Below are my tips for Jennifer and you for writing a letter to your member of Congress:
1. If you feel comfortable and are confident that your hand writing is legible, I would write a handwritten letter. I have heard that gets the attention of the staff of members of Congress. First, it is unusual: Who writes hand written letters anymore in the age of e-mails or typing on your laptop and hitting print? It shows the staff that you really took time to write them about an issue that matters to you.
2. Find something you genuinely admire about your member of Congress. When I lived in St. Louis Missouri, my member of Congress in the House of Representatives was GOP Rep. Ann Wagner. She set a high priority for herself to get legislation passed to stop sex traffficking. Rep. Wagner & her office work their hearts out on that issue, so they always appreciated hearing gratitude on that subject when I contacted them.
Since I moved to Portland Oregon in 2017, my current members of Congress in Oregon, Rep. Earl Blumenauer, Sen. Jeff Merkley, and Sen. Ron Wyden. Lately, I have thanked them for supporting the Green New Deal to promote climate action.
3. Mention in a sentence or two how climate change has personally impacted you. I always say ‘For 25 years, I was a seasonal park ranger at Crater Lake National Park, one of the most beautiful places on the planet. Sadly, I saw the negative impacts on climate change on this international treasure with a diminishing snowpack and more intense wildfire season.’
4. Ask them to support a specific solution to climate change. In my case, I ask them to support and co-sponsor Citizens’ Climate Lobby‘s bipartisan bill in the House of Representatives, the Energy & Innovation Carbon Dividend Act (HR 763). I believe that HR 763 is an essential step towards achieving the goals of the Green New Deal.
HR 763 now has 15 co-sponsors, including one GOP, Rep. Francis Rooney of Florida, with more GOP co-sponsors expected to come along soon. I then talk about how this bill is effective: reducing U.S. Greenhouse gas emissions by 40% by in 12 years. It’s good for the economy: adding 2.1 million in the next 10 years, thanks to growth in the clean energy economy. It’s good for people: poor air quality caused by burning fossil fuels causes an estimated 114,000 U.S deaths each year and sickens thousands more. Additionally, the carbon dividend will put money in people’s pockets to spend as they see fit, helping low and middle income Americans. It’s bipartisan: both Republicans and Democrats are on board. A majority of Americans support Congress taking climate action, including more than half of Republican millennial voters. Solving climate change is too important of an issue to get caught in partisan politics. Fifth, the fees collected on carbon emissions will be allocated to Americans to spend in any way that they choose. The government will not keep any of the fees collected, so the size of the government will not grow.

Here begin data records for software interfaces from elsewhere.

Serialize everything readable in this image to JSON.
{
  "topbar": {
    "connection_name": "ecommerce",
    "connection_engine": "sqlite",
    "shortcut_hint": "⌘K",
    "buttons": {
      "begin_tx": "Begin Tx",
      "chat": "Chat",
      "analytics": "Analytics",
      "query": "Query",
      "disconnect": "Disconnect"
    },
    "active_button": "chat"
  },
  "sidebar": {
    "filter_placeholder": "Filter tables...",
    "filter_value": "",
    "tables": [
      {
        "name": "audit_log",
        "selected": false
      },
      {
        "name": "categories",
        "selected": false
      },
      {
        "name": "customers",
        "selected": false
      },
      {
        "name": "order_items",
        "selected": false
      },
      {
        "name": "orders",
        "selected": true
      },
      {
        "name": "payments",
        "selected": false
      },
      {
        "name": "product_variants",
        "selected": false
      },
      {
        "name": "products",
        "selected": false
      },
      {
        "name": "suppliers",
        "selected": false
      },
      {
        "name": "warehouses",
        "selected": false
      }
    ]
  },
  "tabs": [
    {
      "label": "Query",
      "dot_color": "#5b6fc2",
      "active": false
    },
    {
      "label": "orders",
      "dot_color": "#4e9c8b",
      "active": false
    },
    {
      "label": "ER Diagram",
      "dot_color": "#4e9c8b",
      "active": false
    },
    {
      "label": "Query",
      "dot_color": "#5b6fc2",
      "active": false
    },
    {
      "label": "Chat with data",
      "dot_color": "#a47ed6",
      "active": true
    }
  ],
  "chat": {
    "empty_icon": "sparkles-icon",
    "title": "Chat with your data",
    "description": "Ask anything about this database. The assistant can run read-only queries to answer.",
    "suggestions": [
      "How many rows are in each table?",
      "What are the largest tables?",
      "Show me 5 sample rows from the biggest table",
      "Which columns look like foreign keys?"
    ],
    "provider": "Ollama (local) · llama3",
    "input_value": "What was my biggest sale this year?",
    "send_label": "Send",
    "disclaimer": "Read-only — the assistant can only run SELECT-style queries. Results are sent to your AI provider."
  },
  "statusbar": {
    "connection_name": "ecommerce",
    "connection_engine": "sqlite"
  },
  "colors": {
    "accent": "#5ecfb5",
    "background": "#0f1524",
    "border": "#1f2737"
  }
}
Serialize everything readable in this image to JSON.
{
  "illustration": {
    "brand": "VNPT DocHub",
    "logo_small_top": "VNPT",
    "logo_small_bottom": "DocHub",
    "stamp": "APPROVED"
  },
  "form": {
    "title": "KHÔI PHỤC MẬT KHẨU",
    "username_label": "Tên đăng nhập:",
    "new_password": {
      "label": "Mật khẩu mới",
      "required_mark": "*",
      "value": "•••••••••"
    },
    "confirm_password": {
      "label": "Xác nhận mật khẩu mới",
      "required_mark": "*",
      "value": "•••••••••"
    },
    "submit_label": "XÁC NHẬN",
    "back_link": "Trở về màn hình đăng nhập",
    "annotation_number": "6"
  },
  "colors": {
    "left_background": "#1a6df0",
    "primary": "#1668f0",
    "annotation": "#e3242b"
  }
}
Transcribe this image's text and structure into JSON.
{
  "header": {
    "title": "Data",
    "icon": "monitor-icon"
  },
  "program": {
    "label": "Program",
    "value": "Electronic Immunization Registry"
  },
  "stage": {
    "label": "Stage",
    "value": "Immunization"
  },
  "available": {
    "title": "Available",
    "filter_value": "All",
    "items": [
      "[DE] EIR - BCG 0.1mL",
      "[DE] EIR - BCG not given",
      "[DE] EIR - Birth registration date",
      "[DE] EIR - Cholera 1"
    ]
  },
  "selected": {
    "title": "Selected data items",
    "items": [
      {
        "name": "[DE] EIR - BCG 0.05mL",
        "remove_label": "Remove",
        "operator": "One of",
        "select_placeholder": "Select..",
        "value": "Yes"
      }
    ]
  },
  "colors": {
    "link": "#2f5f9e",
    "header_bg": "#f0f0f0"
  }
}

5. I conclude by thanking them for listening to my concerns and I ask them to please respond to my letter.
6. I then sign off by saying “With much gratitude, Brian Ettling”
It takes me about 10 to 15 minutes to write each hand written letter, address it, and put a stamp on it. Please send your letter to the local district office of your members of Congress, not their Washington D.C. Offices. If you send it to D.C. It will take weeks before they will see it because it has to be screened for anthrax.
Let me know how it goes and if you have any more questions. Here’s information on the Energy Innovation & Carbon Dividend Act (HR 763):
For more tips, also check out this article Tips for Writing Effective Letters to Congress.